### TASK BRIEF
I need the number of lines in the following entries that hold the word "JSON", and no other text.

### Dataset rows describing interfaces
== Segment start ==
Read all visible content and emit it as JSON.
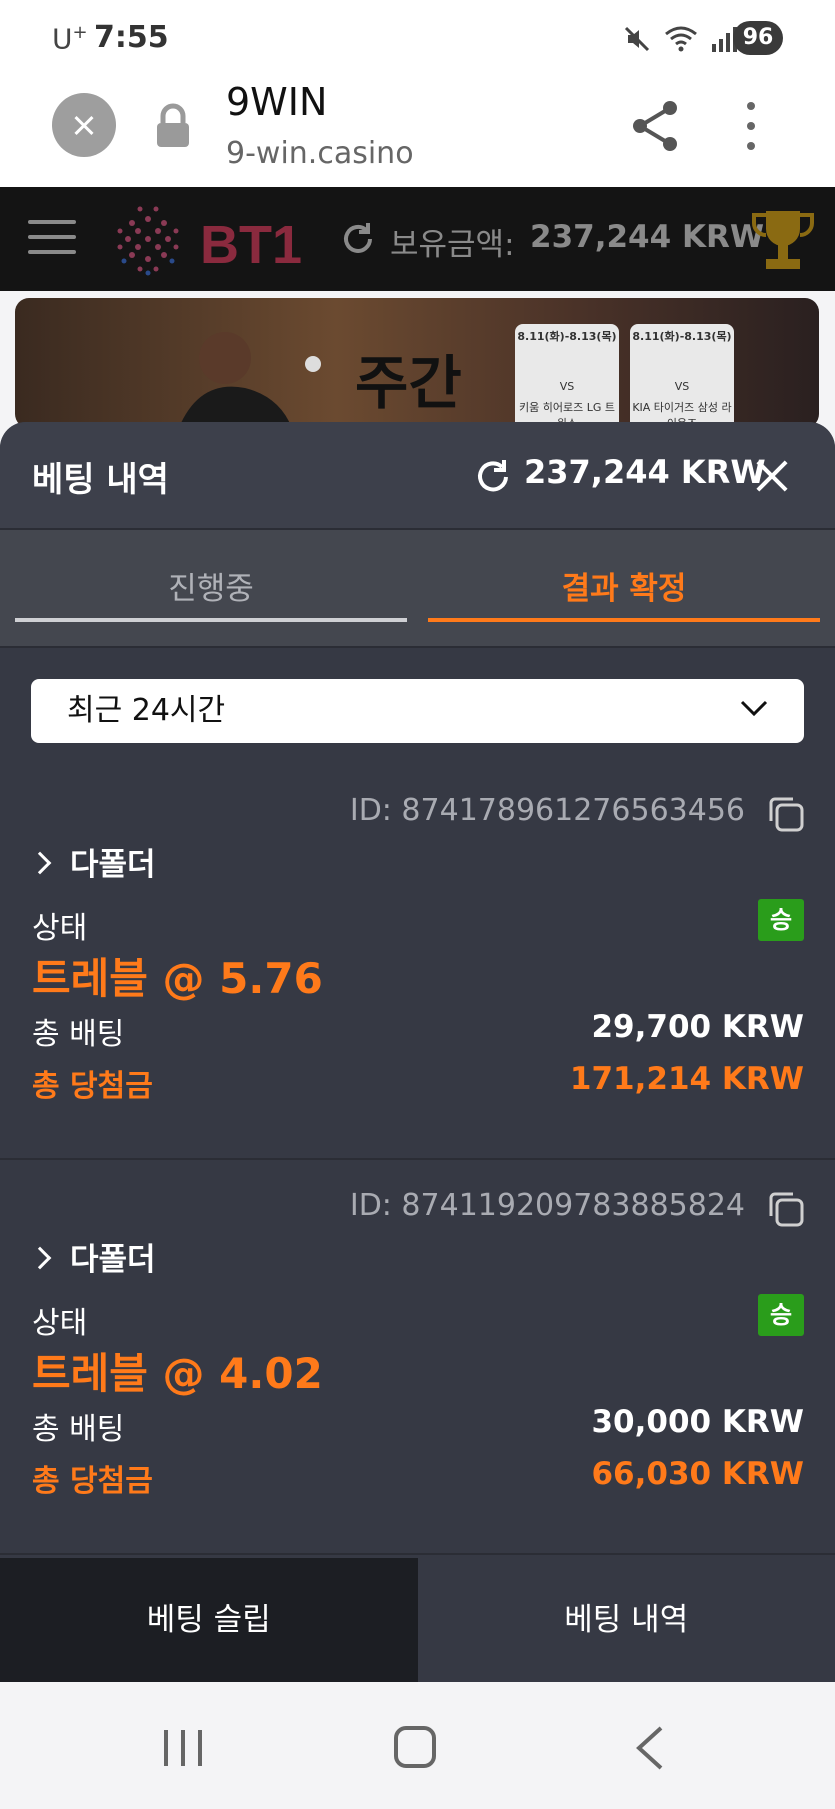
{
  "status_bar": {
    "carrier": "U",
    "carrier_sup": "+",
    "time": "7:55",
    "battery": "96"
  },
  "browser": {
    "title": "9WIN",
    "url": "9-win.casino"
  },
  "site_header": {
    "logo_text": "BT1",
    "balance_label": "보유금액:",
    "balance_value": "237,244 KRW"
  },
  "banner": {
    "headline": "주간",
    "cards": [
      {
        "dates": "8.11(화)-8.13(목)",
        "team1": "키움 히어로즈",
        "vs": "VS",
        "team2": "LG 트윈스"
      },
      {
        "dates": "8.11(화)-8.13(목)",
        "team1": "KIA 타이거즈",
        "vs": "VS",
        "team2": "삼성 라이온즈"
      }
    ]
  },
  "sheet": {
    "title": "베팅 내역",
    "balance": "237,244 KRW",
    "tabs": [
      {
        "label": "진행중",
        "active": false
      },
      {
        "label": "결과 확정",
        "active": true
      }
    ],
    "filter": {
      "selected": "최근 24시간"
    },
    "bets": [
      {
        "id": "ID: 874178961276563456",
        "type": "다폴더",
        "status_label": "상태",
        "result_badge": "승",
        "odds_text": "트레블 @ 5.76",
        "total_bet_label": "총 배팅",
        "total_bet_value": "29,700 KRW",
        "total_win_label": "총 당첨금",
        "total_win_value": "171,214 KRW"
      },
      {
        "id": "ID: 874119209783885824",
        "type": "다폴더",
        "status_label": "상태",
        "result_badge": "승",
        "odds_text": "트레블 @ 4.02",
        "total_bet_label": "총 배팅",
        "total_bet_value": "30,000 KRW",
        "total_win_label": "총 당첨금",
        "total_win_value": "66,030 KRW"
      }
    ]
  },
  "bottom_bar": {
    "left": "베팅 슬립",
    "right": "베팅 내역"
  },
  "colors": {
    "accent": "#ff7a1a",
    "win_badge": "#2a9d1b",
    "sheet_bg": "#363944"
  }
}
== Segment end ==
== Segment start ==
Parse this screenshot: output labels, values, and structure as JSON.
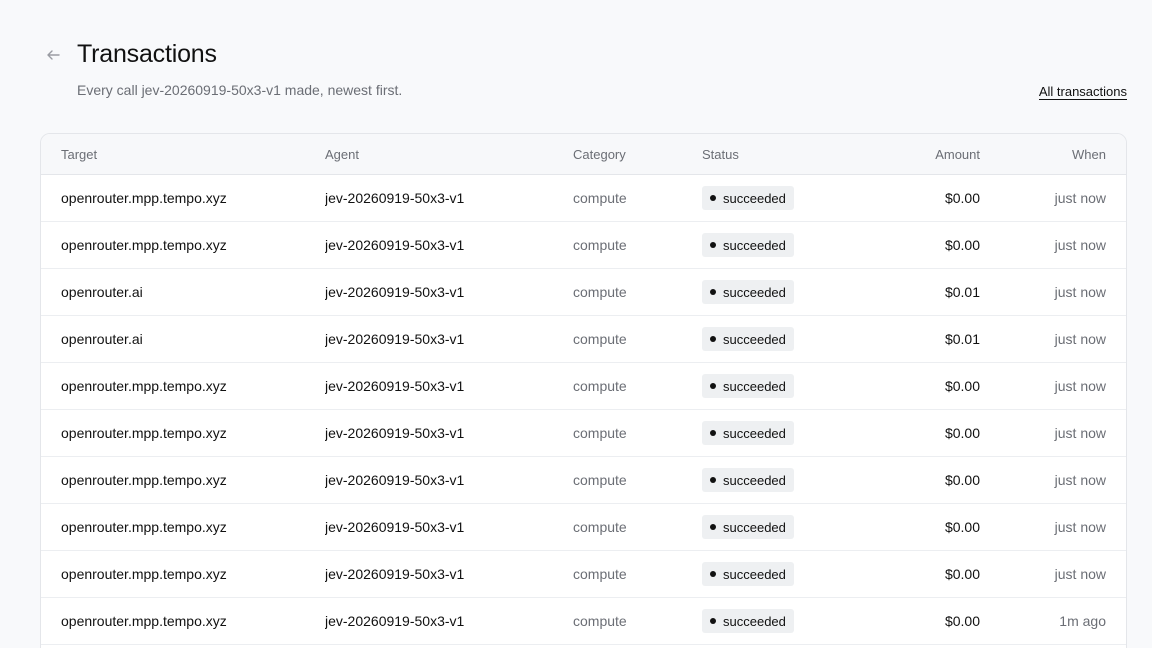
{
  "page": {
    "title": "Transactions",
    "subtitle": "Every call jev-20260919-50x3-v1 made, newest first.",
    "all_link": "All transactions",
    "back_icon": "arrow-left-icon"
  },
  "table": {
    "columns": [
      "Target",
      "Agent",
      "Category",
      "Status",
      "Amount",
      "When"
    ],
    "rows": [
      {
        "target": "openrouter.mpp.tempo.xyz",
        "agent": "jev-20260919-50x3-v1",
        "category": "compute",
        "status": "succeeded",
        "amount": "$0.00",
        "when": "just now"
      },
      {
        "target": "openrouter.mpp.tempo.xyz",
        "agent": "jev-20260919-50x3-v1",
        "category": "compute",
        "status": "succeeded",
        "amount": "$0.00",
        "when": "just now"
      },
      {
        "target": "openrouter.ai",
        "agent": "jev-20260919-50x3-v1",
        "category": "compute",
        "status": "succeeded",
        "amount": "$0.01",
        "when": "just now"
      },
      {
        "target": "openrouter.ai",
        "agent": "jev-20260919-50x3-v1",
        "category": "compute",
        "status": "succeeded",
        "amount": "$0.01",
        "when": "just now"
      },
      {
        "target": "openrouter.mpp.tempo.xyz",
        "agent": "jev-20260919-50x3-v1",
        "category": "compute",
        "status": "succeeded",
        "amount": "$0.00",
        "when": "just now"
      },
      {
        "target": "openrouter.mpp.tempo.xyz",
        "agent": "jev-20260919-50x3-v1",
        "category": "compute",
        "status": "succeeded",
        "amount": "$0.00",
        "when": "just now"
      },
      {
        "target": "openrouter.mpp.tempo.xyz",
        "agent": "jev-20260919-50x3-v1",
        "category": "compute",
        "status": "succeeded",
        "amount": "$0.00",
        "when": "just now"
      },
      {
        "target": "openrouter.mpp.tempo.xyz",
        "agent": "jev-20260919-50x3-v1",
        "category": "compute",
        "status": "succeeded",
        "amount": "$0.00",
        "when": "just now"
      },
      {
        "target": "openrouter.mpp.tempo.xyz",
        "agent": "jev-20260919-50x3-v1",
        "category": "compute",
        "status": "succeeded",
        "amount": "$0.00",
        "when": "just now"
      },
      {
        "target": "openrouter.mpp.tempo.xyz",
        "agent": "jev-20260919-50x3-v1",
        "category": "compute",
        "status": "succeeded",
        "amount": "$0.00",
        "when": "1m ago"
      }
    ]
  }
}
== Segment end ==
### WRITTEN SOLUTION
2